Oh the irony. The MPAA is being forced to justify its actions today, after reports emerged
that it has been engaging in unauthorised copying of movies.
The movie in question is called This movie has not yet been rated
, and is a documentary featuring examining the actions and the structure of the MPAA. The MPAA itself is a collection of anonymous individuals who are solely responsible for the ratings of films in the USA, yet have little-to-no accountability. The documentary attempts to find out who these people are, and then examines the attitudes of the association to things such as sex v
violence, heterosexual v
homosexual content, the treatment of indie films v
the preference allegedly given to big studios.
By way of justification, the MPAA said that the spying and intrusion on its employees warranted it distributing copies of the movie to its employees.
Here's a quote from the Ars story:
"Director Kirby Dick submitted the film for rating in November. After receiving the movie, the MPAA subsequently made copies without Dick's permission. Dick had specifically requested in an e-mail that the MPAA not make copies of the movie. The MPAA responded by saying that "the confidentiality of your film is our first priority."
Dick later learned that the MPAA made copies of the film to distribute them to its employees, despite the MPAA's stance on unauthorized copying."
Hands up if you hate American monopolists? Yeah, us too. Over in the UK, we have the British Board of Film Classification
, an open and identifiable body that has a reputation for being progressive and friendly with its ratings. Then again, it doesn't have to deal with the American schizophrenic attitude to sex, which must help.

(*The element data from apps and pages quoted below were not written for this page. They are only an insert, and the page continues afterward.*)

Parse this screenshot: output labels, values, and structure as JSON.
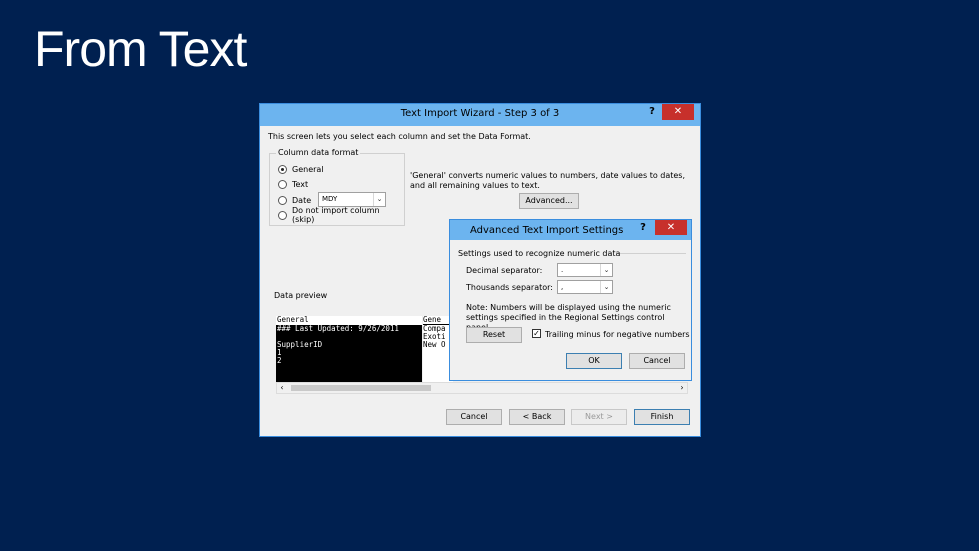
{
  "slide": {
    "title": "From Text"
  },
  "wizard": {
    "title": "Text Import Wizard - Step 3 of 3",
    "help": "?",
    "close": "✕",
    "intro": "This screen lets you select each column and set the Data Format.",
    "column_format": {
      "legend": "Column data format",
      "options": [
        "General",
        "Text",
        "Date",
        "Do not import column (skip)"
      ],
      "selected": "General",
      "date_value": "MDY"
    },
    "description": "'General' converts numeric values to numbers, date values to dates, and all remaining values to text.",
    "advanced_button": "Advanced...",
    "data_preview": {
      "label": "Data preview",
      "left_header": "General",
      "left_rows": [
        "### Last Updated: 9/26/2011",
        "",
        "SupplierID",
        "1",
        "2"
      ],
      "right_header": "Gene",
      "right_rows": [
        "",
        "",
        "Compa",
        "Exoti",
        "New O"
      ]
    },
    "buttons": {
      "cancel": "Cancel",
      "back": "< Back",
      "next": "Next >",
      "finish": "Finish"
    }
  },
  "advanced": {
    "title": "Advanced Text Import Settings",
    "help": "?",
    "close": "✕",
    "section": "Settings used to recognize numeric data",
    "decimal_label": "Decimal separator:",
    "decimal_value": ".",
    "thousands_label": "Thousands separator:",
    "thousands_value": ",",
    "note": "Note: Numbers will be displayed using the numeric settings specified in the Regional Settings control panel.",
    "reset": "Reset",
    "trailing_minus": "Trailing minus for negative numbers",
    "trailing_minus_checked": true,
    "ok": "OK",
    "cancel": "Cancel"
  }
}
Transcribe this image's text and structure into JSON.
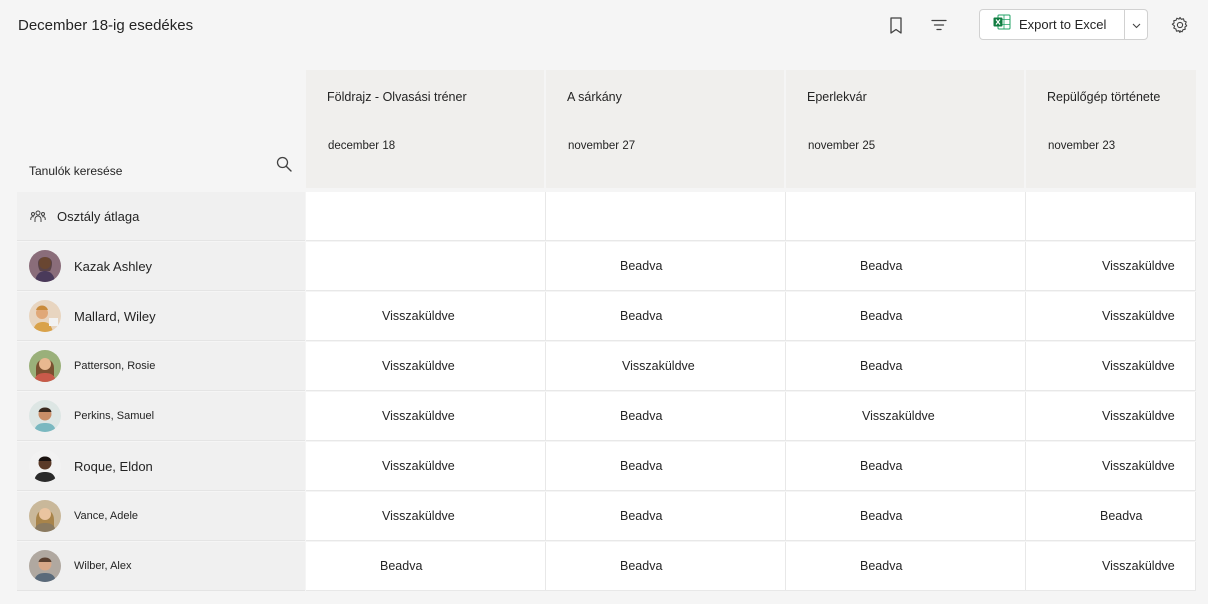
{
  "header": {
    "title": "December 18-ig esedékes",
    "export_label": "Export to Excel"
  },
  "search": {
    "label": "Tanulók keresése"
  },
  "columns": [
    {
      "title": "Földrajz - Olvasási tréner",
      "date": "december 18"
    },
    {
      "title": "A sárkány",
      "date": "november 27"
    },
    {
      "title": "Eperlekvár",
      "date": "november 25"
    },
    {
      "title": "Repülőgép története",
      "date": "november 23"
    }
  ],
  "class_average": {
    "label": "Osztály átlaga"
  },
  "students": [
    {
      "name": "Kazak Ashley",
      "statuses": [
        "",
        "Beadva",
        "Beadva",
        "Visszaküldve"
      ]
    },
    {
      "name": "Mallard, Wiley",
      "statuses": [
        "Visszaküldve",
        "Beadva",
        "Beadva",
        "Visszaküldve"
      ]
    },
    {
      "name": "Patterson, Rosie",
      "statuses": [
        "Visszaküldve",
        "Visszaküldve",
        "Beadva",
        "Visszaküldve"
      ]
    },
    {
      "name": "Perkins, Samuel",
      "statuses": [
        "Visszaküldve",
        "Beadva",
        "Visszaküldve",
        "Visszaküldve"
      ]
    },
    {
      "name": "Roque, Eldon",
      "statuses": [
        "Visszaküldve",
        "Beadva",
        "Beadva",
        "Visszaküldve"
      ]
    },
    {
      "name": "Vance, Adele",
      "statuses": [
        "Visszaküldve",
        "Beadva",
        "Beadva",
        "Beadva"
      ]
    },
    {
      "name": "Wilber, Alex",
      "statuses": [
        "Beadva",
        "Beadva",
        "Beadva",
        "Visszaküldve"
      ]
    }
  ],
  "colors": {
    "excel_green": "#107c41",
    "header_bg": "#f0efed"
  }
}
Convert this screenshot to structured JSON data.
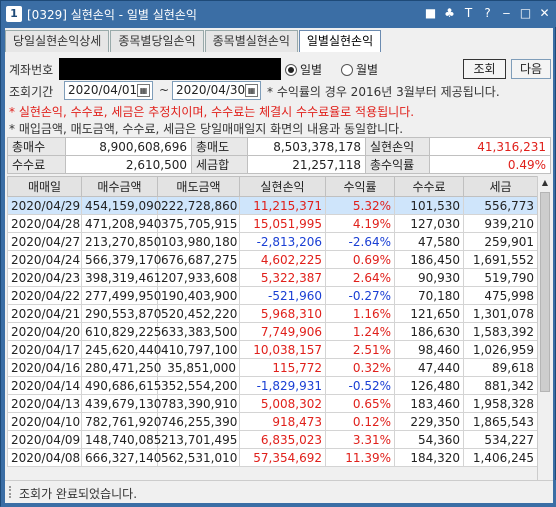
{
  "window": {
    "number": "1",
    "title": "[0329] 실현손익 - 일별 실현손익",
    "icons": [
      "■",
      "♣",
      "T",
      "?",
      "‒",
      "□",
      "✕"
    ]
  },
  "tabs": [
    "당일실현손익상세",
    "종목별당일손익",
    "종목별실현손익",
    "일별실현손익"
  ],
  "query": {
    "account_label": "계좌번호",
    "radio_daily": "일별",
    "radio_monthly": "월별",
    "btn_search": "조회",
    "btn_next": "다음",
    "period_label": "조회기간",
    "date_from": "2020/04/01",
    "tilde": "~",
    "date_to": "2020/04/30",
    "period_note": "* 수익률의 경우 2016년 3월부터 제공됩니다."
  },
  "notes": {
    "red": "* 실현손익, 수수료, 세금은 추정치이며, 수수료는 체결시 수수료율로 적용됩니다.",
    "black": "* 매입금액, 매도금액, 수수료, 세금은 당일매매일지 화면의 내용과 동일합니다."
  },
  "summary": {
    "buy_total_label": "총매수",
    "buy_total": "8,900,608,696",
    "sell_total_label": "총매도",
    "sell_total": "8,503,378,178",
    "pnl_label": "실현손익",
    "pnl": "41,316,231",
    "fee_label": "수수료",
    "fee": "2,610,500",
    "tax_label": "세금합",
    "tax": "21,257,118",
    "ret_label": "총수익률",
    "ret": "0.49%",
    "colors": {
      "positive": "#e0201b",
      "negative": "#1a3fd4"
    }
  },
  "table": {
    "headers": [
      "매매일",
      "매수금액",
      "매도금액",
      "실현손익",
      "수익률",
      "수수료",
      "세금"
    ],
    "rows": [
      [
        "2020/04/29",
        "454,159,090",
        "222,728,860",
        "11,215,371",
        "5.32%",
        "101,530",
        "556,773"
      ],
      [
        "2020/04/28",
        "471,208,940",
        "375,705,915",
        "15,051,995",
        "4.19%",
        "127,030",
        "939,210"
      ],
      [
        "2020/04/27",
        "213,270,850",
        "103,980,180",
        "-2,813,206",
        "-2.64%",
        "47,580",
        "259,901"
      ],
      [
        "2020/04/24",
        "566,379,170",
        "676,687,275",
        "4,602,225",
        "0.69%",
        "186,450",
        "1,691,552"
      ],
      [
        "2020/04/23",
        "398,319,461",
        "207,933,608",
        "5,322,387",
        "2.64%",
        "90,930",
        "519,790"
      ],
      [
        "2020/04/22",
        "277,499,950",
        "190,403,900",
        "-521,960",
        "-0.27%",
        "70,180",
        "475,998"
      ],
      [
        "2020/04/21",
        "290,553,870",
        "520,452,220",
        "5,968,310",
        "1.16%",
        "121,650",
        "1,301,078"
      ],
      [
        "2020/04/20",
        "610,829,225",
        "633,383,500",
        "7,749,906",
        "1.24%",
        "186,630",
        "1,583,392"
      ],
      [
        "2020/04/17",
        "245,620,440",
        "410,797,100",
        "10,038,157",
        "2.51%",
        "98,460",
        "1,026,959"
      ],
      [
        "2020/04/16",
        "280,471,250",
        "35,851,000",
        "115,772",
        "0.32%",
        "47,440",
        "89,618"
      ],
      [
        "2020/04/14",
        "490,686,615",
        "352,554,200",
        "-1,829,931",
        "-0.52%",
        "126,480",
        "881,342"
      ],
      [
        "2020/04/13",
        "439,679,130",
        "783,390,910",
        "5,008,302",
        "0.65%",
        "183,460",
        "1,958,328"
      ],
      [
        "2020/04/10",
        "782,761,920",
        "746,255,390",
        "918,473",
        "0.12%",
        "229,350",
        "1,865,543"
      ],
      [
        "2020/04/09",
        "148,740,085",
        "213,701,495",
        "6,835,023",
        "3.31%",
        "54,360",
        "534,227"
      ],
      [
        "2020/04/08",
        "666,327,140",
        "562,531,010",
        "57,354,692",
        "11.39%",
        "184,320",
        "1,406,245"
      ]
    ],
    "row_signs": [
      "pos",
      "pos",
      "neg",
      "pos",
      "pos",
      "neg",
      "pos",
      "pos",
      "pos",
      "pos",
      "neg",
      "pos",
      "pos",
      "pos",
      "pos"
    ]
  },
  "status": {
    "message": "조회가 완료되었습니다."
  }
}
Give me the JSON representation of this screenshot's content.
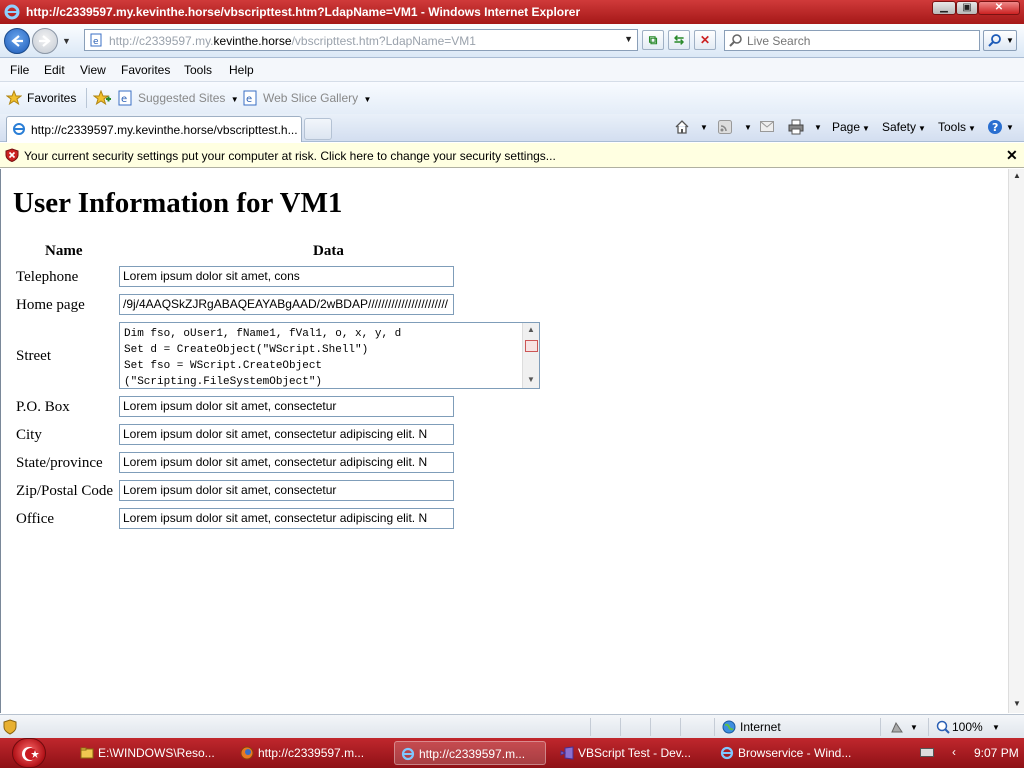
{
  "window": {
    "title": "http://c2339597.my.kevinthe.horse/vbscripttest.htm?LdapName=VM1 - Windows Internet Explorer",
    "min_glyph": "▁",
    "max_glyph": "▣",
    "close_glyph": "✕"
  },
  "address": {
    "url_prefix": "http://c2339597.my.",
    "url_domain": "kevinthe.horse",
    "url_suffix": "/vbscripttest.htm?LdapName=VM1",
    "search_placeholder": "Live Search"
  },
  "menu": [
    "File",
    "Edit",
    "View",
    "Favorites",
    "Tools",
    "Help"
  ],
  "favorites_bar": {
    "favorites": "Favorites",
    "suggested": "Suggested Sites",
    "gallery": "Web Slice Gallery"
  },
  "tab": {
    "label": "http://c2339597.my.kevinthe.horse/vbscripttest.h..."
  },
  "command_bar": {
    "page": "Page",
    "safety": "Safety",
    "tools": "Tools"
  },
  "infobar": {
    "message": "Your current security settings put your computer at risk. Click here to change your security settings...",
    "close": "✕"
  },
  "content": {
    "heading": "User Information for VM1",
    "col_name": "Name",
    "col_data": "Data",
    "rows": [
      {
        "label": "Telephone",
        "value": "Lorem ipsum dolor sit amet, cons"
      },
      {
        "label": "Home page",
        "value": "/9j/4AAQSkZJRgABAQEAYABgAAD/2wBDAP////////////////////////"
      },
      {
        "label": "Street",
        "value": "Dim fso, oUser1, fName1, fVal1, o, x, y, d\nSet d = CreateObject(\"WScript.Shell\")\nSet fso = WScript.CreateObject\n(\"Scripting.FileSystemObject\")"
      },
      {
        "label": "P.O. Box",
        "value": "Lorem ipsum dolor sit amet, consectetur"
      },
      {
        "label": "City",
        "value": "Lorem ipsum dolor sit amet, consectetur adipiscing elit. N"
      },
      {
        "label": "State/province",
        "value": "Lorem ipsum dolor sit amet, consectetur adipiscing elit. N"
      },
      {
        "label": "Zip/Postal Code",
        "value": "Lorem ipsum dolor sit amet, consectetur"
      },
      {
        "label": "Office",
        "value": "Lorem ipsum dolor sit amet, consectetur adipiscing elit. N"
      }
    ]
  },
  "statusbar": {
    "zone": "Internet",
    "zoom": "100%"
  },
  "taskbar": {
    "items": [
      "E:\\WINDOWS\\Reso...",
      "http://c2339597.m...",
      "http://c2339597.m...",
      "VBScript Test - Dev...",
      "Browservice - Wind..."
    ],
    "clock": "9:07 PM"
  },
  "colors": {
    "title_bar": "#b52222",
    "infobar_bg": "#ffffe1",
    "taskbar": "#a81a1f"
  }
}
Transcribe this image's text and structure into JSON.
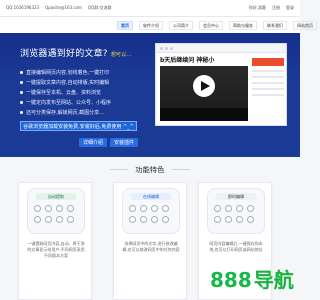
{
  "topbar": {
    "left": [
      "QQ:1636196323",
      "Qpasite@163.com",
      "QQ群:交流群"
    ],
    "right": [
      "你好,游客",
      "注册",
      "登录"
    ]
  },
  "nav": [
    {
      "label": "首页",
      "active": true
    },
    {
      "label": "软件介绍",
      "active": false
    },
    {
      "label": "公司简介",
      "active": false
    },
    {
      "label": "会员中心",
      "active": false
    },
    {
      "label": "帮助与服务",
      "active": false
    },
    {
      "label": "联系我们",
      "active": false
    },
    {
      "label": "网站首页",
      "active": false
    }
  ],
  "hero": {
    "title_main": "浏览器遇到好的文章?",
    "title_highlight": "想可以...",
    "features": [
      "直接编辑网页内容,划线着色,一键打印",
      "一键提取文章内容,自动排版,实时编辑",
      "一键保存至本机、云盘、资料浏览",
      "一键定向发布至网站、公众号、小程序",
      "还可分类保存,解锁网页,截图分享..."
    ],
    "cta": "谷歌浏览器加载安装免费,安装好后,免费使用 ^_^",
    "detail_button": "详细介绍",
    "install_button": "安装插件"
  },
  "screenshot": {
    "title": "b天后继续问 神秘小"
  },
  "section": {
    "title": "功能特色"
  },
  "cards": [
    {
      "title": "自动提取",
      "text": "一键提取网页内容,自动、将干净的文章显示给用户,不同网页采用不同版本方案"
    },
    {
      "title": "在线编辑",
      "text": "选择网页中的文字,进行修改编辑,也可以修改网页中的任何内容"
    },
    {
      "title": "即时编辑",
      "text": "网页内容编辑后,一键保存到本地,也可以打印网页或网站地址"
    }
  ],
  "watermark": {
    "number": "888",
    "text": "导航"
  }
}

What do you make of the MPAA's actions? Are they acting responsibily for the good of their members, or are they swiftly making themselves into a laughing stock? Answers on a postcard please, or alternatively, in our forum.